→ **WORK TO COMPLETE**: Print the entries once more, unchanged.

##### RECORDS SUPPLIED

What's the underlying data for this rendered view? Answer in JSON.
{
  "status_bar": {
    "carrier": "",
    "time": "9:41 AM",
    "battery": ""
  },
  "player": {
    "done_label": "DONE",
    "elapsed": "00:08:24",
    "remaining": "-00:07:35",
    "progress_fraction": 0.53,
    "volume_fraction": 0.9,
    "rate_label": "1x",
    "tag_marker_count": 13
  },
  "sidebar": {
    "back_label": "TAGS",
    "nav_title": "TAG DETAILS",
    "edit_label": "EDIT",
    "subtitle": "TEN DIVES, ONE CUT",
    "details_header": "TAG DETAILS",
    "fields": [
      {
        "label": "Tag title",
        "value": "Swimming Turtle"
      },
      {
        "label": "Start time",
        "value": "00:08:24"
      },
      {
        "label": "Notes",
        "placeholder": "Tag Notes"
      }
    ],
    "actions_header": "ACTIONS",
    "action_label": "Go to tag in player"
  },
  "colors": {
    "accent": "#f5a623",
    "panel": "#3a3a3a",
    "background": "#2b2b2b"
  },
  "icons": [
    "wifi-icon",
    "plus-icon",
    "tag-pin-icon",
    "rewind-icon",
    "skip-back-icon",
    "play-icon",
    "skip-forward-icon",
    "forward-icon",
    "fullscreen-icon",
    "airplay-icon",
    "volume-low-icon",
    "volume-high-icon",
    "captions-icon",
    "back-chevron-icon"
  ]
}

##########

→ **RESULT OF THE TASK**:
What's the underlying data for this rendered view? Answer in JSON.
{
  "status_bar": {
    "carrier": "",
    "time": "9:41 AM",
    "battery": ""
  },
  "player": {
    "done_label": "DONE",
    "elapsed": "00:08:24",
    "remaining": "-00:07:35",
    "progress_fraction": 0.53,
    "volume_fraction": 0.9,
    "rate_label": "1x",
    "tag_marker_count": 13
  },
  "sidebar": {
    "back_label": "TAGS",
    "nav_title": "TAG DETAILS",
    "edit_label": "EDIT",
    "subtitle": "TEN DIVES, ONE CUT",
    "details_header": "TAG DETAILS",
    "fields": [
      {
        "label": "Tag title",
        "value": "Swimming Turtle"
      },
      {
        "label": "Start time",
        "value": "00:08:24"
      },
      {
        "label": "Notes",
        "placeholder": "Tag Notes"
      }
    ],
    "actions_header": "ACTIONS",
    "action_label": "Go to tag in player"
  },
  "colors": {
    "accent": "#f5a623",
    "panel": "#3a3a3a",
    "background": "#2b2b2b"
  },
  "icons": [
    "wifi-icon",
    "plus-icon",
    "tag-pin-icon",
    "rewind-icon",
    "skip-back-icon",
    "play-icon",
    "skip-forward-icon",
    "forward-icon",
    "fullscreen-icon",
    "airplay-icon",
    "volume-low-icon",
    "volume-high-icon",
    "captions-icon",
    "back-chevron-icon"
  ]
}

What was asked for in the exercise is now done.